Like gumbo and jazz before him, 22-year-old Benjamin Booker is the latest smoky compound fused from the sanctified streets of New Orleans to seduce our senses.
His is a sound that draws faithfully from the blues and raw soul that ebbs its way down the Mississippi, but like the river’s mighty undercurrent, it mercurially pulls and bends, dragging in grungy remnants of White Stripes-like turbulence. Indeed, this self-titled debut is largely the work of a duo (Booker and drummer Max Norton), yet defies their limits with its droning, thunderous enormity.
Booker’s rugged voice blazes through the scorched landscape, howling in like a storm in pounding opener ‘Violent Shiver’ and through the Strokes-like ‘Always Waiting’. Equally riotous, ‘Wicked Waters’ evokes early Kings Of Leon, while ‘Kids Never Growing Older’ is a deafening waltz – “You ask me, do I forgive you?” he sings, his responding riffs, harsh and crashing, suggest not.
In the more restrained moments, Booker is still barbed. The gentle organ that lies underneath ‘Slow Coming’ soothes his bleak admissions: “To tell you the truth,” he laments, “I ain’t been sleeping too well.” ‘I Thought I Heard You Screaming’, meanwhile, counters the protagonist’s noise with Booker’s hushed tones, tumbling breathlessly out over delicate finger-picked guitar, cracking with emotion at times.

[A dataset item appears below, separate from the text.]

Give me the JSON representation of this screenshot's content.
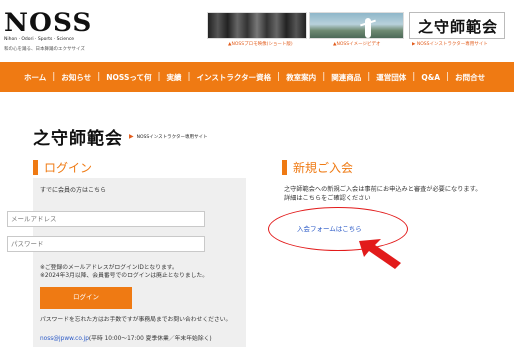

The dynamics are unpredictable and intriguing; his tortured soul laid bare expresses the frustration and confusion he’s surely wrestled with, and hopefully learning to overcome. An electrifying introduction to the future of the blues.
Words: Simon Harper
- - -
- - -